Soon, their son John (yes, there are two Johns in this household) was born. John is now a senior in the international high school here in Chennai where Widi and Karen teach. Like his father almost 20 years before, John underwent an adjustment period upon moving. In fact, he's now writing an essay for his college application about his personal transformation. He evolved from hating India to being grateful for the opportunity to live here. He feels he's grown in ways he couldn't have if the family had stayed in small-town Massachusetts.


At Mahabalipuram

I find it fascinating how life brings people together. We met Karen and Widi on an Alaska cruise three years ago. And now here we are with them on the other side of the world. I thought about that the other night when we took a walk with Jaga, their sweet dog. It was hot and humid out, and the gold full moon shone over the Bay of Bengal. People were out and about, walking, eating at stalls, riding bikes and motorbikes, or sitting on the ledge of the promenade. Cows, down for the night, slept in groups of three or four along the road. Many of the street dogs slept too, but others barked at Jaga as we passed.



On the beach with children, Jaga and other dogs.
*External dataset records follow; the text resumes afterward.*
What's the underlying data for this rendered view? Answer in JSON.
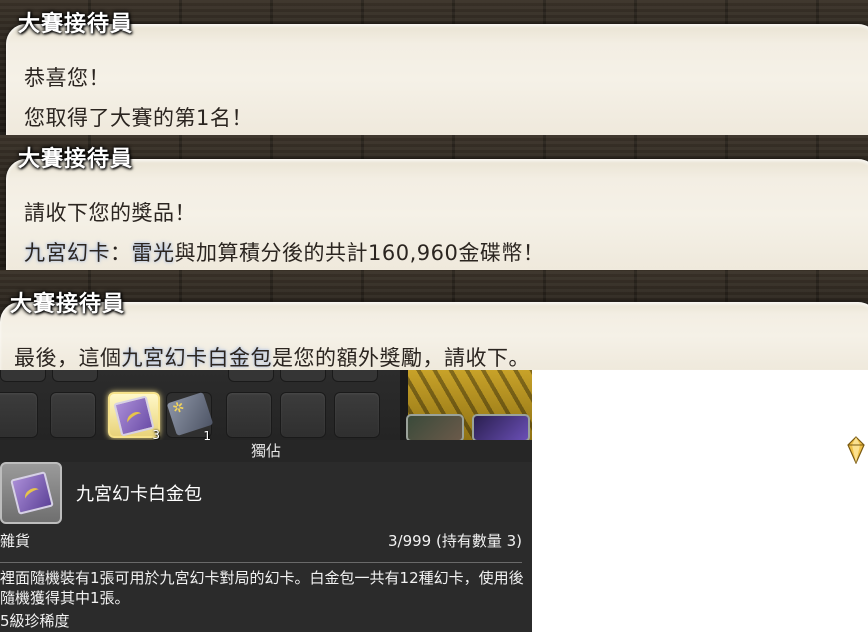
{
  "dialogues": [
    {
      "speaker": "大賽接待員",
      "lines": [
        {
          "text": "恭喜您！"
        },
        {
          "text": "您取得了大賽的第1名！"
        }
      ]
    },
    {
      "speaker": "大賽接待員",
      "lines": [
        {
          "text": "請收下您的獎品！"
        },
        {
          "highlight_1": "九宮幻卡",
          "sep": "：",
          "highlight_2": "雷光",
          "rest": "與加算積分後的共計160,960金碟幣！"
        }
      ]
    },
    {
      "speaker": "大賽接待員",
      "lines": [
        {
          "prefix": "最後，這個",
          "highlight": "九宮幻卡白金包",
          "rest": "是您的額外獎勵，請收下。"
        }
      ]
    }
  ],
  "inventory": {
    "slots": [
      {
        "item": "triple-triad-card-icon",
        "quantity": "3"
      },
      {
        "item": "card-pack-icon",
        "quantity": "1"
      }
    ]
  },
  "tooltip": {
    "tag": "獨佔",
    "item_name": "九宮幻卡白金包",
    "category": "雜貨",
    "count": "3/999 (持有數量 3)",
    "description": "裡面隨機裝有1張可用於九宮幻卡對局的幻卡。白金包一共有12種幻卡，使用後隨機獲得其中1張。",
    "rarity": "5級珍稀度"
  },
  "colors": {
    "bubble": "#f5f1e7",
    "speaker_text": "#ffffff",
    "dialogue_text": "#2b2520",
    "highlight_glow": "#a9bde0",
    "tooltip_bg": "#2b2b2b",
    "selected_slot": "#f6e28a"
  }
}
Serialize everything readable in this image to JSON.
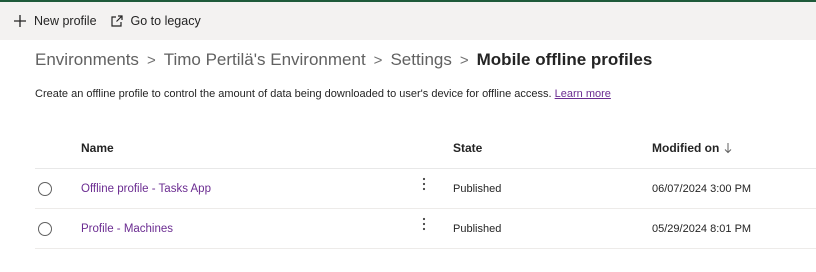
{
  "toolbar": {
    "new_profile_label": "New profile",
    "go_to_legacy_label": "Go to legacy"
  },
  "breadcrumb": {
    "items": [
      "Environments",
      "Timo Pertilä's Environment",
      "Settings"
    ],
    "separator": ">",
    "current": "Mobile offline profiles"
  },
  "description": {
    "text": "Create an offline profile to control the amount of data being downloaded to user's device for offline access.",
    "link_label": "Learn more"
  },
  "table": {
    "columns": {
      "name": "Name",
      "state": "State",
      "modified_on": "Modified on"
    },
    "sort": {
      "column": "modified_on",
      "direction": "descending",
      "icon": "arrow-down-icon"
    },
    "rows": [
      {
        "name": "Offline profile - Tasks App",
        "state": "Published",
        "modified_on": "06/07/2024 3:00 PM"
      },
      {
        "name": "Profile - Machines",
        "state": "Published",
        "modified_on": "05/29/2024 8:01 PM"
      }
    ]
  },
  "colors": {
    "accent_dark_green": "#1e5a3a",
    "link_purple": "#6b2c91",
    "command_bar_bg": "#f3f2f1",
    "text": "#242424"
  }
}
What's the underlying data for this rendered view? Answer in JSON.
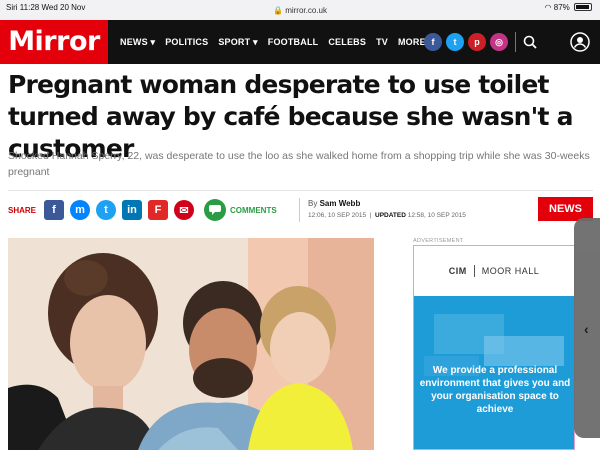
{
  "status_bar": {
    "assistant": "Siri",
    "time": "11:28",
    "date": "Wed 20 Nov",
    "url": "mirror.co.uk",
    "battery": "87%"
  },
  "nav": {
    "logo": "Mirror",
    "items": [
      "NEWS ▾",
      "POLITICS",
      "SPORT ▾",
      "FOOTBALL",
      "CELEBS",
      "TV",
      "MORE ▾"
    ],
    "social": [
      {
        "icon": "facebook-icon",
        "glyph": "f",
        "color": "#3b5998"
      },
      {
        "icon": "twitter-icon",
        "glyph": "t",
        "color": "#1da1f2"
      },
      {
        "icon": "pinterest-icon",
        "glyph": "p",
        "color": "#cb2027"
      },
      {
        "icon": "instagram-icon",
        "glyph": "◎",
        "color": "#c13584"
      }
    ]
  },
  "article": {
    "headline": "Pregnant woman desperate to use toilet turned away by café because she wasn't a customer",
    "standfirst": "Shocked Hannah Sperry, 22, was desperate to use the loo as she walked home from a shopping trip while she was 30-weeks pregnant",
    "share_label": "SHARE",
    "share_buttons": [
      {
        "icon": "facebook-share-icon",
        "glyph": "f",
        "color": "#3b5998"
      },
      {
        "icon": "messenger-share-icon",
        "glyph": "m",
        "color": "#0084ff"
      },
      {
        "icon": "twitter-share-icon",
        "glyph": "t",
        "color": "#1da1f2"
      },
      {
        "icon": "linkedin-share-icon",
        "glyph": "in",
        "color": "#0077b5"
      },
      {
        "icon": "flipboard-share-icon",
        "glyph": "F",
        "color": "#e12828"
      },
      {
        "icon": "email-share-icon",
        "glyph": "✉",
        "color": "#d0021b"
      }
    ],
    "comments_label": "COMMENTS",
    "byline_prefix": "By",
    "author": "Sam Webb",
    "published": "12:06, 10 SEP 2015",
    "updated_label": "UPDATED",
    "updated": "12:58, 10 SEP 2015",
    "section_tag": "NEWS"
  },
  "ad": {
    "label": "ADVERTISEMENT",
    "brand_left": "CIM",
    "brand_right": "MOOR HALL",
    "text": "We provide a professional environment that gives you and your organisation space to achieve"
  },
  "colors": {
    "brand": "#e4000b",
    "nav_bg": "#111111",
    "comments_green": "#2a9d44",
    "ad_blue": "#1e9cd7"
  }
}
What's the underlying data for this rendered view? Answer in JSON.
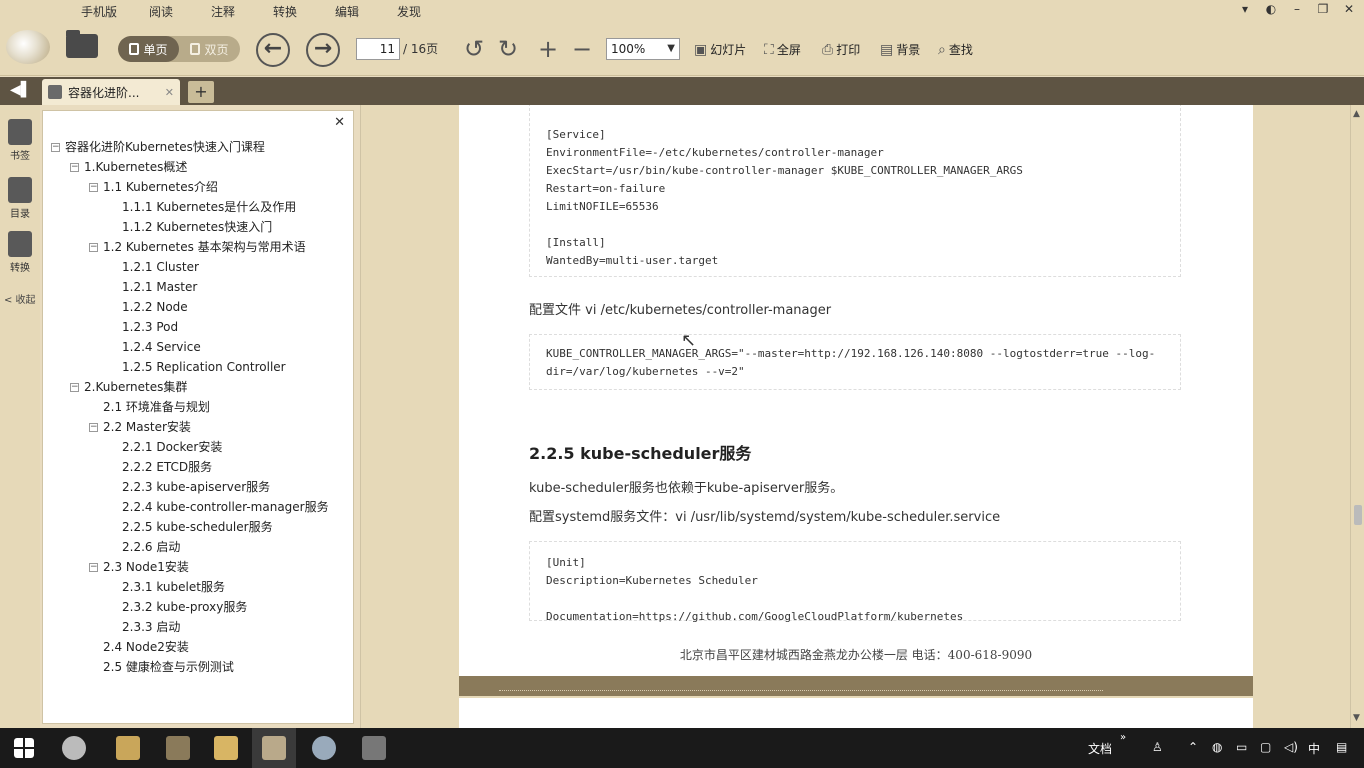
{
  "menu": {
    "items": [
      "手机版",
      "阅读",
      "注释",
      "转换",
      "编辑",
      "发现"
    ]
  },
  "toolbar": {
    "single_page": "单页",
    "double_page": "双页",
    "current_page": "11",
    "total_pages": "/ 16页",
    "zoom": "100%",
    "slideshow": "幻灯片",
    "fullscreen": "全屏",
    "print": "打印",
    "background": "背景",
    "search": "查找"
  },
  "tab": {
    "title": "容器化进阶..."
  },
  "rail": {
    "bookmarks": "书签",
    "contents": "目录",
    "convert": "转换",
    "collapse": "< 收起"
  },
  "outline": {
    "root": "容器化进阶Kubernetes快速入门课程",
    "nodes": [
      {
        "label": "1.Kubernetes概述"
      },
      {
        "label": "1.1 Kubernetes介绍"
      },
      {
        "label": "1.1.1 Kubernetes是什么及作用"
      },
      {
        "label": "1.1.2 Kubernetes快速入门"
      },
      {
        "label": "1.2 Kubernetes 基本架构与常用术语"
      },
      {
        "label": "1.2.1 Cluster"
      },
      {
        "label": "1.2.1 Master"
      },
      {
        "label": "1.2.2 Node"
      },
      {
        "label": "1.2.3 Pod"
      },
      {
        "label": "1.2.4 Service"
      },
      {
        "label": "1.2.5 Replication Controller"
      },
      {
        "label": "2.Kubernetes集群"
      },
      {
        "label": "2.1 环境准备与规划"
      },
      {
        "label": "2.2 Master安装"
      },
      {
        "label": "2.2.1 Docker安装"
      },
      {
        "label": "2.2.2 ETCD服务"
      },
      {
        "label": "2.2.3 kube-apiserver服务"
      },
      {
        "label": "2.2.4 kube-controller-manager服务"
      },
      {
        "label": "2.2.5 kube-scheduler服务"
      },
      {
        "label": "2.2.6 启动"
      },
      {
        "label": "2.3 Node1安装"
      },
      {
        "label": "2.3.1 kubelet服务"
      },
      {
        "label": "2.3.2 kube-proxy服务"
      },
      {
        "label": "2.3.3 启动"
      },
      {
        "label": "2.4 Node2安装"
      },
      {
        "label": "2.5 健康检查与示例测试"
      }
    ]
  },
  "document": {
    "code1": [
      "[Service]",
      "EnvironmentFile=-/etc/kubernetes/controller-manager",
      "ExecStart=/usr/bin/kube-controller-manager $KUBE_CONTROLLER_MANAGER_ARGS",
      "Restart=on-failure",
      "LimitNOFILE=65536",
      "",
      "[Install]",
      "WantedBy=multi-user.target"
    ],
    "para1": "配置文件 vi /etc/kubernetes/controller-manager",
    "code2": [
      "KUBE_CONTROLLER_MANAGER_ARGS=\"--master=http://192.168.126.140:8080 --logtostderr=true --log-",
      "dir=/var/log/kubernetes --v=2\""
    ],
    "heading": "2.2.5 kube-scheduler服务",
    "para2": "kube-scheduler服务也依赖于kube-apiserver服务。",
    "para3": "配置systemd服务文件：vi /usr/lib/systemd/system/kube-scheduler.service",
    "code3": [
      "[Unit]",
      "Description=Kubernetes Scheduler",
      "",
      "Documentation=https://github.com/GoogleCloudPlatform/kubernetes"
    ],
    "footer": "北京市昌平区建材城西路金燕龙办公楼一层      电话：400-618-9090"
  },
  "taskbar": {
    "docs_label": "文档",
    "ime": "中"
  }
}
Widi took us on a detour down a dirt road through a village filled with small shacks. Most had their doors open to dirt floors. People hung around out front and nodded at us as we passed. Suddenly a group of girls--probably ages 4-8--came running up to me, squealing with delight. They grabbed my hands and reached up to touch my hair. 

"What is your name?" asked the oldest one. 

"Kate," I said, and they chanted "Kate! Kate!"

I asked each of them their names, and they stared into my eyes. Their accents made it hard for me to hear but I did my best to repeat each name. They laughed and caressed my arms. As we pulled away, I waved and we all said, "Goodbye, goodbye." Then I felt the tears come. I was so moved by these lovely little spirits who live a life so different from mine but who connected deeply with my heart.


3 comments:

Wandering_Roger said...

Thanks again for all the detail, Kate. You really help bring the place to life. Love the story at the end. :)

lisa francesca said...

I fell in love with India too, Mysore and Kerala! So happy you are soaking it up and taking time for the little treasures :)

Gede Prama said...

Amazing and thank you friend, there are many inspirational articles